This post has been updated.

Gordon Ramsay, the celebrity chef more famous for his irascibility than his horseradish Yorkshire pudding, and National Geographic announced this week that they will team up for a new reality TV series that aims to combine the globe-trotting traditions of Anthony Bourdain’s “Parts Unknown” with the David vs. Goliath cooking competition of “Throwdown With Bobby Flay.”

A press release described the forthcoming “Gordon Ramsay: Uncharted” in terms more excitable and excessive than the namesake chef in the presence of a bumbling line cook:

Each episode of UNCHARTED will include three key ingredients: unlocking a culture’s culinary secrets through exploration and adventure with local food heroes, no matter where they may lead him; tracking down high-octane traditions, pastimes and customs that are specific to the region in hopes of discovering the undiscovered; and, finally, testing Ramsay against the locals, pitting his own interpretations of regional dishes against the tried-and-true classics. The series moves beyond conversation to truly immerse Ramsay in all aspects of the local culture to better prepare him for the final friendly cooking competition with local chefs and foodies.

The official announcement also called the program an “anthropology-through-cuisine expedition.”

The sound you hear is Bourdain, who died in June, trying to convince St. Peter to give him a day pass so he can come back and slap some sense into Ramsay, who apparently didn’t read the Columbusing memo on white men “discovering the undiscovered.”

Back on Earth, the critics lined up to take their shots at Ramsay on Twitter. They were particularly harsh in comparing Ramsay, best known for his vein-pulsating rants on his “Hell’s Kitchen” series, to Bourdain, a former chef who never made the mistake of upstaging the cultures or people he featured in his programs.

Ramsay’s fans pointed out that the fiery chef came across as genuinely curious and engaging in his  2010 U.K. series, “Gordon’s Great Escapes,” which explored the food and culture of India and Southeast Asia. Some Ramsay supporters also noted that his “Great Escapes” shows predated Bourdain’s “Parts Unknown,” apparently unaware that the late author of “Kitchen Confidential” had debuted “A Cook’s Tour,” a food and travel show, in 2002 on the Food Network.

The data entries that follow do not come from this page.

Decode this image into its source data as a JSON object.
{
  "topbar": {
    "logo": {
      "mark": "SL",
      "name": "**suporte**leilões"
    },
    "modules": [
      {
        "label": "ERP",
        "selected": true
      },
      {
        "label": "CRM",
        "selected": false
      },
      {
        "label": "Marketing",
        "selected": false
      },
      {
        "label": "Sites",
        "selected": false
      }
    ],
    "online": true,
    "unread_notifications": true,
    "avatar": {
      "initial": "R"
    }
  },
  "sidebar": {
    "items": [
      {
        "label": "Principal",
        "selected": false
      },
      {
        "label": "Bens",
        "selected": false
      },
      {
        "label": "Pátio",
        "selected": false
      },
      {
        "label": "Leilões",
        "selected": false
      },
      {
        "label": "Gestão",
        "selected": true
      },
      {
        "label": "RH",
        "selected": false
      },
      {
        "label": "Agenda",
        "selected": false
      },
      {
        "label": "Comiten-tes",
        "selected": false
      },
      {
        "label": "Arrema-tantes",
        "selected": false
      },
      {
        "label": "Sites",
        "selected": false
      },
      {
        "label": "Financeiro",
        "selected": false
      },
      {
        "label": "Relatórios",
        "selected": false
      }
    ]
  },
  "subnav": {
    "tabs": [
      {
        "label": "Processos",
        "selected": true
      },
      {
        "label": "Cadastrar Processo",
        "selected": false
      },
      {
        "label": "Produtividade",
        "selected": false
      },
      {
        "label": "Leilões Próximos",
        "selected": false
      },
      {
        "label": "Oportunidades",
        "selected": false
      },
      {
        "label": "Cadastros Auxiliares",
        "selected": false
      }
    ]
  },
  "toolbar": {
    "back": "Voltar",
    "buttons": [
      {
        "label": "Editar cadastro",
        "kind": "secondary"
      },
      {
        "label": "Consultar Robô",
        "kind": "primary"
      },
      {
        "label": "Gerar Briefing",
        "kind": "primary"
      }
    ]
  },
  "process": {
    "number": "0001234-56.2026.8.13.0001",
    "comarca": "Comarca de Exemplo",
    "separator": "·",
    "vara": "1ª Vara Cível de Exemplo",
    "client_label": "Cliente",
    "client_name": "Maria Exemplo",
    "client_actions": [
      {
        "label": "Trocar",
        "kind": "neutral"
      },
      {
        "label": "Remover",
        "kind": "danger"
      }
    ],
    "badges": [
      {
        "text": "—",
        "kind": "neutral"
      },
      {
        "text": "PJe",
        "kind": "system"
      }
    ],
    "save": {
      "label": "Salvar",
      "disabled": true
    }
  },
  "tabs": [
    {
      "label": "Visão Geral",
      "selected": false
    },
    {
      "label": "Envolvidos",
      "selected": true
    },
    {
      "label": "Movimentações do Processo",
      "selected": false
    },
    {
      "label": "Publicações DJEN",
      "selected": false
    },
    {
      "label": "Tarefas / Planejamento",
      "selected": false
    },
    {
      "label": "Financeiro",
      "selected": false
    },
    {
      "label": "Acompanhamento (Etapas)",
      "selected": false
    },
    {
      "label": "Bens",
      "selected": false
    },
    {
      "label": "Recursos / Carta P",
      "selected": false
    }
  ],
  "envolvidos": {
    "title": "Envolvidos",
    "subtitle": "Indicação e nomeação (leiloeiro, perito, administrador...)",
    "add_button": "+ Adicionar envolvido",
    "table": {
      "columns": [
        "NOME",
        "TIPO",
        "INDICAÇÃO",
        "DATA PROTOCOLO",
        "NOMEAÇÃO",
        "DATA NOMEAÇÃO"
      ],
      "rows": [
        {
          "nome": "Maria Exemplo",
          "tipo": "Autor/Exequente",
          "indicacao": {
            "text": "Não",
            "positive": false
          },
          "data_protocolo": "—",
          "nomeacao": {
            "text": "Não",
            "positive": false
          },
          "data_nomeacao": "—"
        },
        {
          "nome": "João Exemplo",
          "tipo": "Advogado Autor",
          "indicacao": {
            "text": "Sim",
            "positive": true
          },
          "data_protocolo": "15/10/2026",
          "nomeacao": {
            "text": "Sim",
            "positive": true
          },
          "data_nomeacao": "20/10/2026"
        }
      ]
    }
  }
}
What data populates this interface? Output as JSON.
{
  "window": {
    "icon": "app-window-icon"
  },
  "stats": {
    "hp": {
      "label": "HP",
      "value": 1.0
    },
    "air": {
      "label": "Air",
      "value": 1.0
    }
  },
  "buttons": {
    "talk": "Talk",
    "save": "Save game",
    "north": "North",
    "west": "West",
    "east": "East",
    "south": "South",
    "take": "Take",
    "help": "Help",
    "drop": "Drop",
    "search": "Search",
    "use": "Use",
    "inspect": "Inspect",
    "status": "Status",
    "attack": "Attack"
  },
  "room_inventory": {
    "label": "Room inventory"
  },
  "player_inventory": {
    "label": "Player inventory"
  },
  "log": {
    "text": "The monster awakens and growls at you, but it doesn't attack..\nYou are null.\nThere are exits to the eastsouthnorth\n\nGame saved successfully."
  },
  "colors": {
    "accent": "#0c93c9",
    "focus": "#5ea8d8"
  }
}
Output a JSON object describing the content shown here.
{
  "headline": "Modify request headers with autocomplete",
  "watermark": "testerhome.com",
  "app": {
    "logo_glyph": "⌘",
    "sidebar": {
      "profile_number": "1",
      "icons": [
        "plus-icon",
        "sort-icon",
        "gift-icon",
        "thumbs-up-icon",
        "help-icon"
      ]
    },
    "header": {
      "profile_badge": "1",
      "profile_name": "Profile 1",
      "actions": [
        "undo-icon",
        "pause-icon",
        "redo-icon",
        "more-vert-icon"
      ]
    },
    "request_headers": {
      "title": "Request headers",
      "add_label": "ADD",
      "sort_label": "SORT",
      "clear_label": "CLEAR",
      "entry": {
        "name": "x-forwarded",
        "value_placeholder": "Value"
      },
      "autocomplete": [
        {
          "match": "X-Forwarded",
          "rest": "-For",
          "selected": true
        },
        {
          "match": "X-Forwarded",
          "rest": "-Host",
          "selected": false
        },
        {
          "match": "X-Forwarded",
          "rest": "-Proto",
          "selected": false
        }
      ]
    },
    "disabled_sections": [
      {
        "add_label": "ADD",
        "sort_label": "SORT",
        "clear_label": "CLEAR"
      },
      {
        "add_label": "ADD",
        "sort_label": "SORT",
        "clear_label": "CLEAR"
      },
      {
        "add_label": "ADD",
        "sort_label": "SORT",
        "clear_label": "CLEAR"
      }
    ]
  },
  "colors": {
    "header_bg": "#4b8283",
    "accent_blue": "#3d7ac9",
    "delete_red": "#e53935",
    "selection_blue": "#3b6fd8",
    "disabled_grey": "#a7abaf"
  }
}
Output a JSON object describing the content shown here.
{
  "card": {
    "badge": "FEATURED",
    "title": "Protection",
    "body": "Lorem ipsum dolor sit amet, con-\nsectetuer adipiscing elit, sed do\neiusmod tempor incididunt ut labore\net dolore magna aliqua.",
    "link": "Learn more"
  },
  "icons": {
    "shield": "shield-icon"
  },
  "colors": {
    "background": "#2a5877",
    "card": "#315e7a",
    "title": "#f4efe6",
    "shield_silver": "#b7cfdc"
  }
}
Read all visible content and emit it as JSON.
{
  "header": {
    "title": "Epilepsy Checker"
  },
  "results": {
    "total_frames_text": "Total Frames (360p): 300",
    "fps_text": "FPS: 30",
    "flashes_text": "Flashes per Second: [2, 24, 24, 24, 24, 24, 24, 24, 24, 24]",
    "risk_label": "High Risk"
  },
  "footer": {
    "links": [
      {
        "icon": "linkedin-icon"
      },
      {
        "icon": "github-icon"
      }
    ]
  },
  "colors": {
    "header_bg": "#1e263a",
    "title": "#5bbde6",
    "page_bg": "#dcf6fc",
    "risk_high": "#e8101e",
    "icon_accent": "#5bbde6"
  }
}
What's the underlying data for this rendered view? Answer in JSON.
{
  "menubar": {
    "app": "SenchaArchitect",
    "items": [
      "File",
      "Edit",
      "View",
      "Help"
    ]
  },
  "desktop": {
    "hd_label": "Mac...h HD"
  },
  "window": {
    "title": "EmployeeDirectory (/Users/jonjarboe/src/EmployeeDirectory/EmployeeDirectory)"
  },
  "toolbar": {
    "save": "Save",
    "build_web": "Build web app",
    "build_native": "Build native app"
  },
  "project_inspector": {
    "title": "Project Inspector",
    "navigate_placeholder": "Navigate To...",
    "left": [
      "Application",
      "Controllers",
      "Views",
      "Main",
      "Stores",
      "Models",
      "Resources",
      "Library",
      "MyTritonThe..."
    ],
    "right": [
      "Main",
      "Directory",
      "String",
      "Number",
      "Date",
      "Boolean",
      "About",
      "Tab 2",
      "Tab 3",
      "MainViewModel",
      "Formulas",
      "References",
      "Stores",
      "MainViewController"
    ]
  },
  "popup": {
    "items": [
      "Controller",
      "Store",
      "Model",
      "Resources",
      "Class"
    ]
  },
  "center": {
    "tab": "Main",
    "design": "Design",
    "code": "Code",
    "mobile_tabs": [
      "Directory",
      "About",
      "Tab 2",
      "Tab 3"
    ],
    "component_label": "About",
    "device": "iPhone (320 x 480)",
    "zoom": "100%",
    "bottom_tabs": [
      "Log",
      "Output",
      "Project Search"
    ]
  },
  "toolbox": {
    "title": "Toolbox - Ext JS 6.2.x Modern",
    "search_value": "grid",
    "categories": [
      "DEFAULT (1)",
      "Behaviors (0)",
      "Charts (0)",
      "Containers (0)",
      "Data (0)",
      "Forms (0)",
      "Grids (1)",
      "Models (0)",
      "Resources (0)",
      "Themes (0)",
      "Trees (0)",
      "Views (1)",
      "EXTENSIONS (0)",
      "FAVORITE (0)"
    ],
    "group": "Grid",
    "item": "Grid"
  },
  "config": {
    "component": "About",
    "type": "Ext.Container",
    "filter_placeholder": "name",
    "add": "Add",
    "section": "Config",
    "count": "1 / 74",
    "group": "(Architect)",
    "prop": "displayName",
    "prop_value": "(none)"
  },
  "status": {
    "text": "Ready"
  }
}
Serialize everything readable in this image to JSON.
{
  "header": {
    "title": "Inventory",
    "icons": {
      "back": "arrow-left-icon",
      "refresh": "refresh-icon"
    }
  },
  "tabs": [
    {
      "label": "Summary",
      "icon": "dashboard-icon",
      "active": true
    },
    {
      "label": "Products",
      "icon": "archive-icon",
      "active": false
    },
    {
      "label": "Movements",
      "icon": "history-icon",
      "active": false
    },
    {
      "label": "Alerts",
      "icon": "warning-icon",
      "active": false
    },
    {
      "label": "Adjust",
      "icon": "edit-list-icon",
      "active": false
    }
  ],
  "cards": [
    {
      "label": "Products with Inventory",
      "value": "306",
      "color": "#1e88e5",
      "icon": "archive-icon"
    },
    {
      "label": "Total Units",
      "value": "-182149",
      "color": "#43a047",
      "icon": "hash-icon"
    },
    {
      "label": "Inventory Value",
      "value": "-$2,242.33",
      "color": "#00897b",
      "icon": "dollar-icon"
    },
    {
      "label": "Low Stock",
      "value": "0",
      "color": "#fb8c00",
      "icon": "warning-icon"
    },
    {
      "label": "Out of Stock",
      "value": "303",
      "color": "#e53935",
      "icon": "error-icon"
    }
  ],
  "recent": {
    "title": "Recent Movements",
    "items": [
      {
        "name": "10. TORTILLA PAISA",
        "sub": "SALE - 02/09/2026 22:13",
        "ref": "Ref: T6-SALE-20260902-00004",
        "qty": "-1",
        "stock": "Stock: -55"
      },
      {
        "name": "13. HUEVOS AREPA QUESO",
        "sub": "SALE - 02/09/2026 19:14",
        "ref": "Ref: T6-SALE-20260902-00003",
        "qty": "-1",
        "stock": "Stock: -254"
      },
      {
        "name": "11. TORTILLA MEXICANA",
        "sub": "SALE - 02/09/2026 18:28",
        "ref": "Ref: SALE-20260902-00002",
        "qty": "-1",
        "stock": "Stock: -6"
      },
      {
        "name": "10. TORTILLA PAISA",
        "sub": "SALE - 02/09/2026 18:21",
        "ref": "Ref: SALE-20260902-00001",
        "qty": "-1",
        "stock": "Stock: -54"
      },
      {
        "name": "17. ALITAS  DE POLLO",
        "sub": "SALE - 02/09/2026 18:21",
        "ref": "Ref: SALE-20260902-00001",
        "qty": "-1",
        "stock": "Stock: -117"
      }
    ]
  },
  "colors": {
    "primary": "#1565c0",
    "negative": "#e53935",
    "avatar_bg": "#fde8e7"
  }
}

National Geographic sent a response to this post and the early online reaction to Ramsay’s new series:

“We are disappointed that the announcement of our upcoming series with Gordon Ramsay was taken out of context. With National Geographic’s storied history of exploration, our plan with this series is to celebrate and learn about local cultures around the world. In partnering with Ramsay — a well-known adventure enthusiast — we are going to fully immerse viewers and give them a glimpse into surprising and unexpected cultures and local flavors. We have not gone into production on the series yet, so this perspective is premature. We’re looking forward to working with Ramsay, who’s been making food and travel documentaries for well over a decade, to share the series when it premieres sometime next year.”

“Gordon Ramsay: Uncharted” is scheduled to debut next year on National Geographic in 171 countries and 43 languages — unless Twitter kills it off before then.

Read more:

Yelp adds health inspection scores for restaurants, and restaurateurs are not happy

Could the Trump hotel lose its liquor license because of the president’s character?

My best moment on ‘MasterChef’ came before the cameras even rolled